Data about app and page elements:
=== Section Start ===
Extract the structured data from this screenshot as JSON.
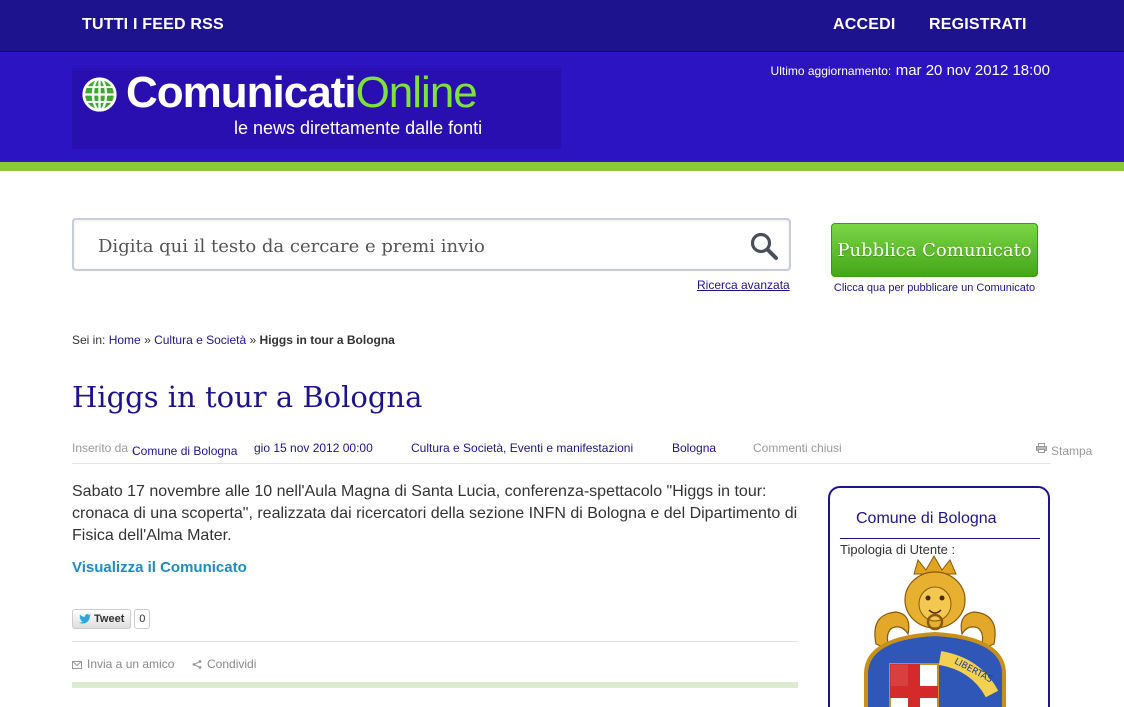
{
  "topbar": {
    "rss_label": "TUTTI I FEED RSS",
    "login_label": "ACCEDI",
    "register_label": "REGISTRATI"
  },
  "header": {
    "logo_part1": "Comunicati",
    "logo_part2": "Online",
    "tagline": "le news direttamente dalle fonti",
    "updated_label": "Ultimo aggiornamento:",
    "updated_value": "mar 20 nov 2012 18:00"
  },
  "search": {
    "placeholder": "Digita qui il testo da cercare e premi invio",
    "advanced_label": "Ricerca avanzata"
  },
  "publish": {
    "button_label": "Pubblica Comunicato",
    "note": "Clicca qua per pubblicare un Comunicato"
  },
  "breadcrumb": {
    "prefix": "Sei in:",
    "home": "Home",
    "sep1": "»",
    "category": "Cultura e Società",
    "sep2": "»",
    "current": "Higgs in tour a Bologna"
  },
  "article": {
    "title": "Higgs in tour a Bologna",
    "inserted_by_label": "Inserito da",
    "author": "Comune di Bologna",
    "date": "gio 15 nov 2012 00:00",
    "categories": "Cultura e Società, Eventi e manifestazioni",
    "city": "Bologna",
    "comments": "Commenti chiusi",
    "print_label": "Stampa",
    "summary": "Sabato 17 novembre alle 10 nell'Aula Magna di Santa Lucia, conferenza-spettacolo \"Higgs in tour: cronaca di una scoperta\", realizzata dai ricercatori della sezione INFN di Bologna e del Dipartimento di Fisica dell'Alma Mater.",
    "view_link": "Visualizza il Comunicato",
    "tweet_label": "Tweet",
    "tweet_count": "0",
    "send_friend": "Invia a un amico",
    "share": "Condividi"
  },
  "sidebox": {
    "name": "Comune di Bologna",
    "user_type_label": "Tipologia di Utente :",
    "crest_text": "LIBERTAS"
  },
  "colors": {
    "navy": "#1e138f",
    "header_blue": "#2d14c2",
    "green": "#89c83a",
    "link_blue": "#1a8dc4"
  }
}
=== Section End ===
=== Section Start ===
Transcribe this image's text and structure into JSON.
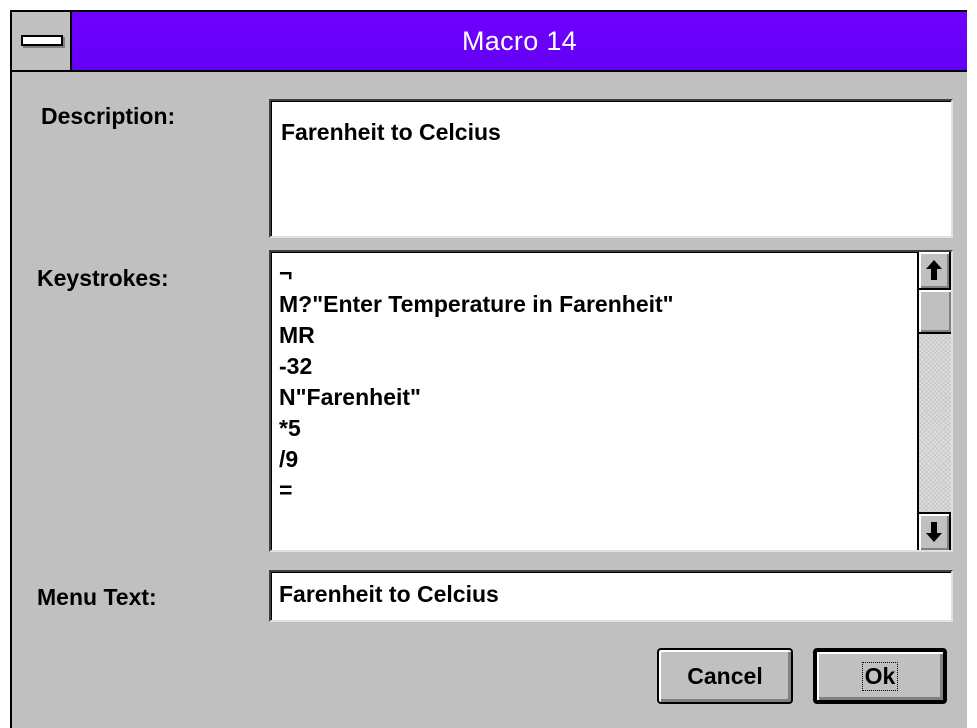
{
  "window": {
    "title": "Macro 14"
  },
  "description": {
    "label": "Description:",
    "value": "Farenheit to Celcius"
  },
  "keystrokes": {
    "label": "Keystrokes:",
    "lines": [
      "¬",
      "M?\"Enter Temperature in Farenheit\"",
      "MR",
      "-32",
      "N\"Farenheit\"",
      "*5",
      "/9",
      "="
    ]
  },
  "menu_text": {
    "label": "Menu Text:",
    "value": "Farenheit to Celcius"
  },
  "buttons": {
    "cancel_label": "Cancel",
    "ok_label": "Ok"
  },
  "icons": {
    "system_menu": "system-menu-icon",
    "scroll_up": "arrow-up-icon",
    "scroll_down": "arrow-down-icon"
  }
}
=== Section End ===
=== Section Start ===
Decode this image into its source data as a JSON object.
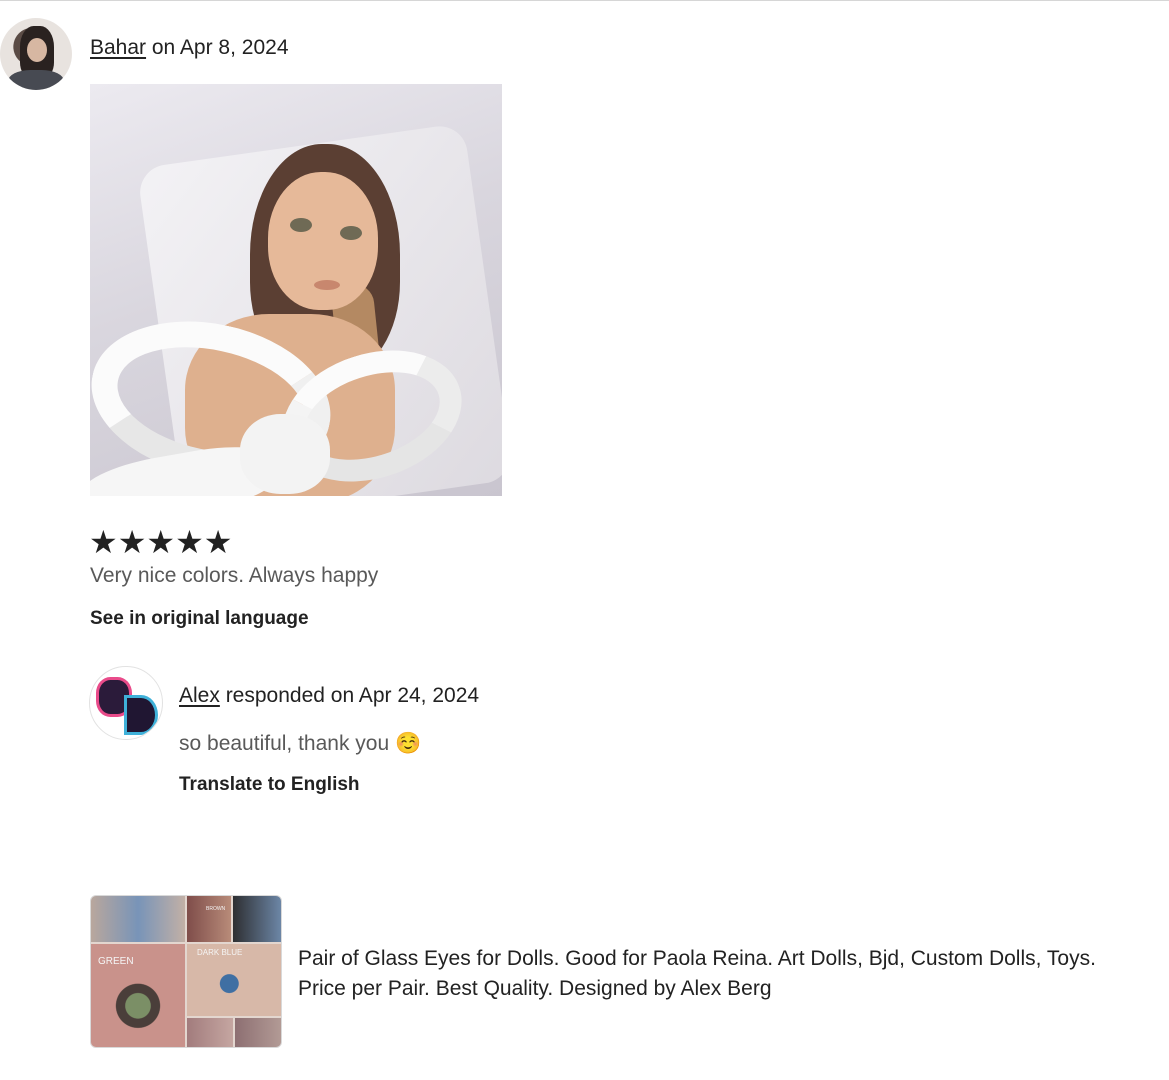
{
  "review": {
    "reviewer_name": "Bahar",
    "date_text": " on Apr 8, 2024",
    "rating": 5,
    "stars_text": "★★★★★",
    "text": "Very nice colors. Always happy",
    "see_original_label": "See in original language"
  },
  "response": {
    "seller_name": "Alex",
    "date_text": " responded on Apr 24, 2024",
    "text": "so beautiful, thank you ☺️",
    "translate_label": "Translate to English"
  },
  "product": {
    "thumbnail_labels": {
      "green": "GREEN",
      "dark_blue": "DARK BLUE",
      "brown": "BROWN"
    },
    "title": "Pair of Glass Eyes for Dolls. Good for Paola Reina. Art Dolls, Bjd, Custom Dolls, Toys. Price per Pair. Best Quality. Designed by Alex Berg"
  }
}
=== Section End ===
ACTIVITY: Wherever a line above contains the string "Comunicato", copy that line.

EXERCISE SOLUTION:
    "button_label": "Pubblica Comunicato",
    "note": "Clicca qua per pubblicare un Comunicato"
    "view_link": "Visualizza il Comunicato",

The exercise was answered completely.